|US6774590 *||Oct 29, 2002||Aug 10, 2004||Honda Giken Kogyo Kabushiki Kaisha||Method for starting an electric brushless rotating machine for driving an internal combustion engine|
|US6838778 *||May 24, 2002||Jan 4, 2005||Hamilton Sundstrand Corporation||Integrated starter generator drive having selective torque converter and constant speed transmission for aircraft having a constant frequency electrical system|
|US6838779||Jun 24, 2002||Jan 4, 2005||Hamilton Sundstrand Corporation||Aircraft starter generator for variable frequency (vf) electrical system|
|US7067998 *||Oct 14, 2003||Jun 27, 2006||Papst Licensing Gmbh & Co. Kg||Drive circuit for brushless DC motors|

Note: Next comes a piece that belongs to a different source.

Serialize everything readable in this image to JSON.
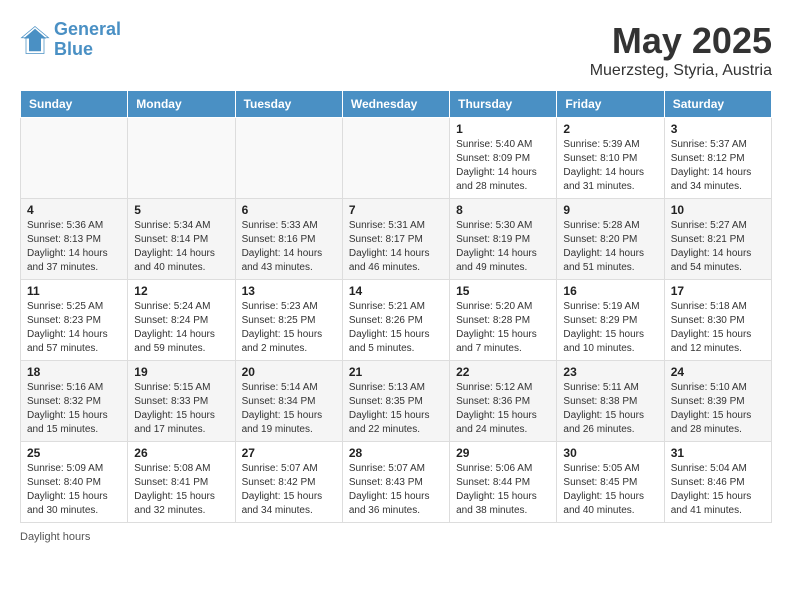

|US8508179 *||May 9, 2009||Aug 13, 2013||Sew-Eurodrive Gmbh & Co. Kg||Separately excited electrical synchronous machine, and method for operating a synchronous machine|
|US20020093300 *||Mar 19, 2002||Jul 18, 2002||Papst Licensing Gmbh||Drive circuit for brushless DC motors|
|US20030107348 *||Oct 29, 2002||Jun 12, 2003||Honda Giken Kogyo Kabushiki Kaisha||Method for starting an electric brushless rotating machine for driving an internal combustion engine|
|US20030107353 *||Oct 29, 2002||Jun 12, 2003||Honda Giken Kogyo Kabushiki Kaisha||Method of starting an electric brushless rotating machine for driving an internal combustion engine|
|US20040224815 *||May 6, 2003||Nov 11, 2004||Lang Ken-Jen||Gear with integrated angular position mechanism|
|US20040224816 *||Aug 28, 2003||Nov 11, 2004||Lang Ken-Jen||Gear with integrated angular position mechanism|
|US20040239274 *||Oct 14, 2003||Dec 2, 2004||Papst Licensing Gmbh||Drive circuit for brushless DC motors|
|US20110121773 *||May 9, 2009||May 26, 2011||Josef Schmidt||Separately Excited Electrical Synchronous Machine, and Method for Operating a Synchronous Machine|
|EP1128063A2 *||Feb 16, 2001||Aug 29, 2001||BRIGGS & STRATTON CORPORATION||Control system for an electric motor having an integral flywheel rotor|
|EP1128063A3 *||Feb 16, 2001||Jul 2, 2003||BRIGGS & STRATTON CORPORATION||Control system for an electric motor having an integral flywheel rotor|
|U.S. Classification||290/38.00B, 180/165, 318/700, 290/38.00R|
|International Classification||H02P15/00, F02N11/04|
|Aug 31, 1983||AS||Assignment|
Owner name: NVOLKSWAGENWERK AKTIENGESELLSCHAFT, 3180 WOLFSBURG
Free format text: ASSIGNMENT OF ASSIGNORS INTEREST.;ASSIGNOR:BIGALKE, ERHARD;REEL/FRAME:004163/0903
Effective date: 19820318
|Mar 4, 1987||FPAY||Fee payment|
Year of fee payment: 4
|Aug 20, 1991||REMI||Maintenance fee reminder mailed|
|Jan 19, 1992||LAPS||Lapse for failure to pay maintenance fees|
|Mar 24, 1992||FP||Expired due to failure to pay maintenance fee|
Effective date: 19920119